By Tim Nudd
Updated February 02, 2011 09:00 AM
Credit: Courtesy Redbook

Jenna Fischer has babies on the brain.

That’s not too surprising, considering her character, Pam, on The Office and her sister Emily both had kids recently – which got Fischer thinking more about becoming a mom herself.

“I already wanted kids, but even more so now,” the actress, 36, tells Redbook in its March issue, on newsstands Feb. 15.

Due to a stroke of luck, Fischer enjoyed plenty of quality time with her niece as a newborn, and was hooked. “When Cecelia was 3 weeks old, Pam was on maternity leave, so I had a whole week off to spend with her,” she says. “I took charge of the night feedings. It was so awesome: Every night at 9:30, I’d say, ‘You guys go to sleep now.’ I wanted CeCe all to myself. We really bonded.”

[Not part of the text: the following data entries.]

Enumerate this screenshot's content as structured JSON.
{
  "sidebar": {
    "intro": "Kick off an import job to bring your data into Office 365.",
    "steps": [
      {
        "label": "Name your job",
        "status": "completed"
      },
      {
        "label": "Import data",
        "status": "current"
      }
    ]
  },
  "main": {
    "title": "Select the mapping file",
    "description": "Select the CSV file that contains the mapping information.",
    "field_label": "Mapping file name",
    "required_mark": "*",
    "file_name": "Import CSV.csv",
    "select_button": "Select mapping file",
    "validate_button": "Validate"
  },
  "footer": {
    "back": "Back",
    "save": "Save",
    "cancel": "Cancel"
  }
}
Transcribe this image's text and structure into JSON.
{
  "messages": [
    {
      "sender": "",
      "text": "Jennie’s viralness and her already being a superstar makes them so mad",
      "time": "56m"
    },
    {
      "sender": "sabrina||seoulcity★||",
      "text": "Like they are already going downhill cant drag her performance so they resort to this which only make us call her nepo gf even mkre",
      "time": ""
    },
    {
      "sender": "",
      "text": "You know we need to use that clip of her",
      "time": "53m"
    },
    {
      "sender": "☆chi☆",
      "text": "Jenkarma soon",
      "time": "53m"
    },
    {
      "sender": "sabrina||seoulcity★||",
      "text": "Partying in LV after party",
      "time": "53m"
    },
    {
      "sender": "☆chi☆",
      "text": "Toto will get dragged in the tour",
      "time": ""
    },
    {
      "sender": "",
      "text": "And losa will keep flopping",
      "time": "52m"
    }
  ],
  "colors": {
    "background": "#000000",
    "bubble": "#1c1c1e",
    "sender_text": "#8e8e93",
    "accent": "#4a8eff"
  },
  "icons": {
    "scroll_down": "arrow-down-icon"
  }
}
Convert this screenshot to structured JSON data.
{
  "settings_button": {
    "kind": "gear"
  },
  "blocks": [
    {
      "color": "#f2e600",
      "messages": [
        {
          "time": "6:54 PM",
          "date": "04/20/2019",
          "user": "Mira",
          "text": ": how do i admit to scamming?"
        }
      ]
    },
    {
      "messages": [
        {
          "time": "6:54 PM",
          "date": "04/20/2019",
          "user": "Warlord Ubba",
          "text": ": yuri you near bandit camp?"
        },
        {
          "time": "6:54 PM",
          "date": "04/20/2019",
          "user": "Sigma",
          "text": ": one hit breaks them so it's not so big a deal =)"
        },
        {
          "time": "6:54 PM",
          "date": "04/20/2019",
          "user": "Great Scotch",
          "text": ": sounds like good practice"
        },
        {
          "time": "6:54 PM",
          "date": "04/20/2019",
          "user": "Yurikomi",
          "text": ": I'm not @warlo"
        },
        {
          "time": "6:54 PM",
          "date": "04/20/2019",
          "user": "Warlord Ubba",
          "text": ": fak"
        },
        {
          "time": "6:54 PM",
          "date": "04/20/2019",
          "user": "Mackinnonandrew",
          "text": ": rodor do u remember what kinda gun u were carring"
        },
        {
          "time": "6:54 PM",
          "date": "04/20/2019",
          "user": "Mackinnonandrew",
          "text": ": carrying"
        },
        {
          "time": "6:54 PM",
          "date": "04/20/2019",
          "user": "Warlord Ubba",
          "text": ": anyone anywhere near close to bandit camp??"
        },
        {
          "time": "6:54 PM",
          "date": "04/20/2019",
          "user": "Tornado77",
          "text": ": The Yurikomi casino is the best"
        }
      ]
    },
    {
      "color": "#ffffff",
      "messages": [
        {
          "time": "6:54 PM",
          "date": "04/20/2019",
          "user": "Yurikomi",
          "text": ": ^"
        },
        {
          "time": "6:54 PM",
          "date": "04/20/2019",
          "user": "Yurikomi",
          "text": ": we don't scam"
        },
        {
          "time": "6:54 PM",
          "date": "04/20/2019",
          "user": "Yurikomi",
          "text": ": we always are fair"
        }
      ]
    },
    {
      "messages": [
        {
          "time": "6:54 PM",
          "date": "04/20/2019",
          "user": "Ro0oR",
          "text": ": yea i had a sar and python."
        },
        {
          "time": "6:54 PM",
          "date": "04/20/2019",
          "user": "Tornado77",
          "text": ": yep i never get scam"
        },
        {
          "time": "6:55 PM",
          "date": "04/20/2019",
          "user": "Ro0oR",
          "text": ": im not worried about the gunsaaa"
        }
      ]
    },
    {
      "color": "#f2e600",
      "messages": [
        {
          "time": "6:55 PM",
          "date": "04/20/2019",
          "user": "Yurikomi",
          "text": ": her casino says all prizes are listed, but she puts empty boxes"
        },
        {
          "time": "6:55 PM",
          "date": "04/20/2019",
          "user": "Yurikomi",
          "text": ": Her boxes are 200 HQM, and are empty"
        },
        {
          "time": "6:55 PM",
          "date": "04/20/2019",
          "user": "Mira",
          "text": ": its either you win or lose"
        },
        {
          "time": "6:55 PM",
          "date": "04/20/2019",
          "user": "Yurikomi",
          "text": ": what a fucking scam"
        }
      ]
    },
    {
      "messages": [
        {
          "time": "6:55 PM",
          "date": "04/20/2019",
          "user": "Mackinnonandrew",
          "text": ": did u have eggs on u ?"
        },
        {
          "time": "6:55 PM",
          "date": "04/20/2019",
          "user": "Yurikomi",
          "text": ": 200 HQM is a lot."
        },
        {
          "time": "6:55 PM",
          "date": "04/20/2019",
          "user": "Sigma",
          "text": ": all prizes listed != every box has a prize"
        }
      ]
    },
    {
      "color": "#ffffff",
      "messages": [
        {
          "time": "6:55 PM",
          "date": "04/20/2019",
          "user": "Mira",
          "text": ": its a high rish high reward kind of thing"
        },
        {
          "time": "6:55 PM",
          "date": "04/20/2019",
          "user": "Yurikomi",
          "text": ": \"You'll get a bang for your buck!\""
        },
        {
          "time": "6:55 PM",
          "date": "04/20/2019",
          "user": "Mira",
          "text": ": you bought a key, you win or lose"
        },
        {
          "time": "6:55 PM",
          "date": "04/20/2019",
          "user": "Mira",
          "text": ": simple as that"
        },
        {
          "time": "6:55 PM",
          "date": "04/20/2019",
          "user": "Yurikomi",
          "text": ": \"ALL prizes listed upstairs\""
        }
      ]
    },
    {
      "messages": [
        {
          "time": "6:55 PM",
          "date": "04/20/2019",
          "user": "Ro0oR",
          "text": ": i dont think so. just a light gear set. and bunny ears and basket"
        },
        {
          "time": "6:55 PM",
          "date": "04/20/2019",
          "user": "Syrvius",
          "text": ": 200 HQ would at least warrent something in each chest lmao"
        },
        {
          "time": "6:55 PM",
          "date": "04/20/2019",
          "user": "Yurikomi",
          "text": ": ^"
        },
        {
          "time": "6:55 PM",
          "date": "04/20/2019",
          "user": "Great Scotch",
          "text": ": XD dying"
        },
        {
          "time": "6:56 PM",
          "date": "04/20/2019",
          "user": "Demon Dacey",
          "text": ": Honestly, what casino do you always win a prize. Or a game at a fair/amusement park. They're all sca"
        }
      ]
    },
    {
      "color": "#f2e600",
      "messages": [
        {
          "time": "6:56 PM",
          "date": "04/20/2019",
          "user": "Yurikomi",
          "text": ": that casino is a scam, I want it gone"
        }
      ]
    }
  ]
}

Fischer doesn’t say when she and her husband, the writer Lee Kirk, might have kids of their own. But she does talk about finding Kirk after a period of dating following her divorce from first husband James Gunn.

“I thought I’d go wild with freedom, but instead I pretty much did what I did in college – stay home with my cat,” Fischer says of dating, with a laugh. “I didn’t want to waste time flitting around. I remember going out with one cute and funny guy. I thought, We could have a really fun eight months, but that’s eight months I’m taking away from finding Mr. Right. I can’t afford that. So I ended it.”

It turned out the right guy was there all along. “I was having weekly script dinners with Lee, and I realized, I’m looking at basically the perfect man. It doesn’t get better than this,” she says.

One thing Fischer says she’s learned about marriage – that falling in love isn’t enough to make it work.

“I’d start to fall for someone and think, But that’s not a good match,” she says. “The fluttery feelings aren’t enough. When I was younger, I thought you married the person you fell in love with the most. But as [my ex-husband and I] learned what we wanted, I realized there was a whole other set of criteria. You have to ask, Do we have the same goals?”